Two NASA astronauts, Christina Koch and Jessica Meir have embarked on the first all-female spacewalk in a historic first.
Koch and Meir floated feet-first out of the International Space Station’s (ISS) Quest airlock on Friday, tasked with replacing a failed power control unit.
The spacewalk, known as an extra-vehicular activity (EVA) in astronaut jargon, took place seven months after the original planned date for an all-female outing, which had to be scrapped because the ISS had only one medium-sized spacesuit on board. The agency sent up a second medium spacesuit in October.
“I think it’s important because of the historical nature of what we’re doing,” Koch said ahead of the spacewalk. “In the past, women haven’t always been at the table. It’s wonderful to be contributing to the space program at a time when all contributions are being accepted when everyone has a role. That can lead in turn to an increased chance for success.”
“Christina, you may egress the airlock,” spacecraft communicator Stephanie Wilson told the pair as they set out to replace a power controller on the International Space Station at 1138 GMT.
They began their mission with standard safety checks on their suits and tethers, before making their way to the repair site on the station’s port side, as the sunlit Earth came into view.
In a call to reporters a few minutes earlier, NASA administrator Jim Bridenstine emphasized the symbolic significance of the day. “We want to make sure that space is available to all people, and this is another milestone in that evolution,” he said.

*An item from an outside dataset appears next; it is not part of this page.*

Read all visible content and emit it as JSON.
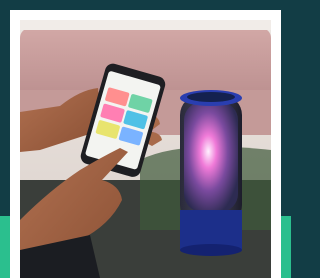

“I have an 11-year-old daughter, I want her to see herself as having all the same opportunities that I found myself as having when I was growing up.”

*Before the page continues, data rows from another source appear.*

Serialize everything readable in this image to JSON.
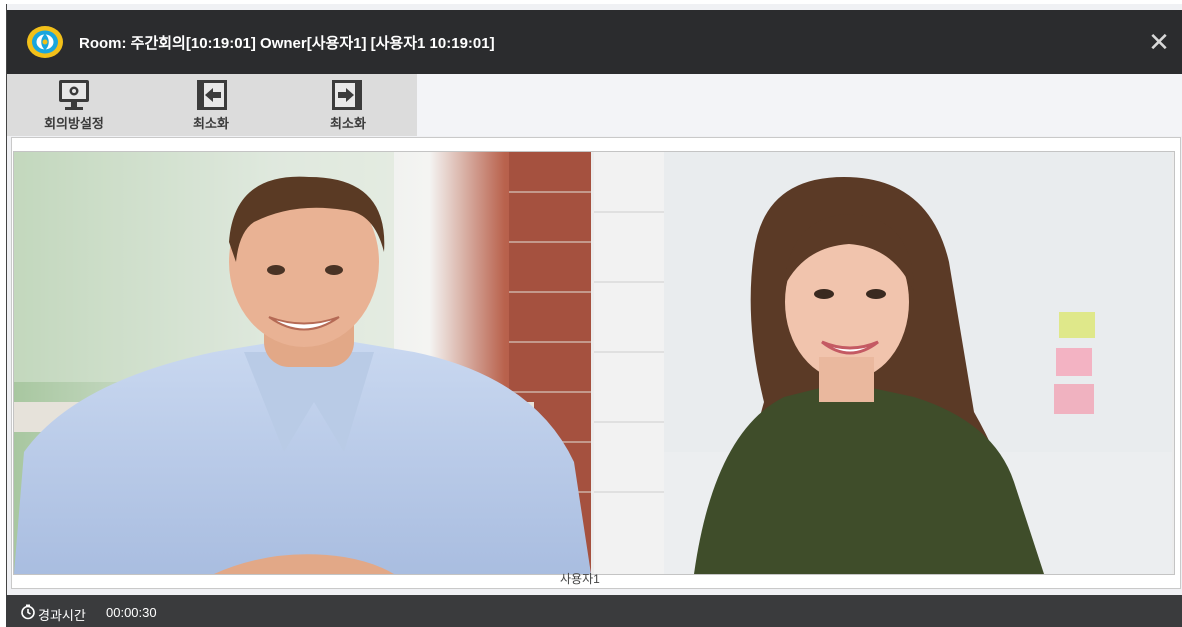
{
  "window": {
    "title": "Room: 주간회의[10:19:01] Owner[사용자1] [사용자1 10:19:01]",
    "close_icon": "close-icon"
  },
  "toolbar": {
    "items": [
      {
        "label": "회의방설정",
        "icon": "monitor-settings-icon"
      },
      {
        "label": "최소화",
        "icon": "exit-left-icon"
      },
      {
        "label": "최소화",
        "icon": "enter-right-icon"
      }
    ]
  },
  "video": {
    "participant_label": "사용자1"
  },
  "status": {
    "elapsed_label": "경과시간",
    "elapsed_value": "00:00:30"
  },
  "colors": {
    "titlebar": "#2b2c2e",
    "toolbar": "#dcdcdc",
    "statusbar": "#3a3b3d"
  }
}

Your email address will not be published. Required fields are marked *